Resident leadership and local capacity building: Volunteerism in disadvantaged communities
Funded through the Corporation for National and Community Service (CNCS), VCU’s Center on Society and Health and the Engaging Richmond team are studying how the personal characteristics and volunteer activities of neighborhood‐based and regional volunteers differ; whether there is synergy between the efforts of neighborhood‐based and regional volunteers and organizations; and how regional volunteers and organizations maximize collaboration with neighborhood‐ based volunteers, leaders, and organizations. The team is working to identify best practices for regional volunteers and organizations working in economically disadvantaged communities with a mixed‐methods study of 50 semi‐standardized, in‐depth interviews with volunteers living in Richmond’s East End and those living in other communities, volunteer coordinators, and local leaders on volunteerism. We will also conduct an online surveys with eligible volunteers (e.g., age 18 and over who have volunteered in the East End in the past 24 months) from organizations in the East End and regional organizations. The study partners will collaborate to disseminate findings, including presentations to community partners and other community stakeholders, national conferences, and publication in appropriate print/web outlets.

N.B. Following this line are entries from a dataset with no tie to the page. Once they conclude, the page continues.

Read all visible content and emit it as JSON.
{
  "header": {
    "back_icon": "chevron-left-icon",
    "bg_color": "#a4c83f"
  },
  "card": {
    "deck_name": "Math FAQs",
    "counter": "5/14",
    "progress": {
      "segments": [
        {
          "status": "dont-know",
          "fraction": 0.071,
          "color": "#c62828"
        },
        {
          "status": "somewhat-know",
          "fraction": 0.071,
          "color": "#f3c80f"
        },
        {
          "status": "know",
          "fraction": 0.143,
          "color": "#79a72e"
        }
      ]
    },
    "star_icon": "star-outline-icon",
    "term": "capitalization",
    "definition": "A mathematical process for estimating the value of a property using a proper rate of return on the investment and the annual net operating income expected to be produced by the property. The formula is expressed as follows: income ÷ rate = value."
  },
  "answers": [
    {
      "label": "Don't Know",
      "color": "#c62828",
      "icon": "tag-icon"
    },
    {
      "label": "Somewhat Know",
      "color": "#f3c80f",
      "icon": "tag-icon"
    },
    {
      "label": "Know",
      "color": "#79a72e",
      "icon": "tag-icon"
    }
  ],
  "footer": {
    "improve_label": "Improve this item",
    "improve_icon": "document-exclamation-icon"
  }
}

This study aims to contribute to knowledge about the processes and impact of volunteering by examining the characteristics of neighborhood‐based and regional volunteers and organizations in Richmond, Virginia’s East End neighborhood. The findings can provide important information for organizations recruiting volunteers to work either within their own neighborhoods or to work in other areas, making findings potentially informative for enhancing how we engage communities with volunteers.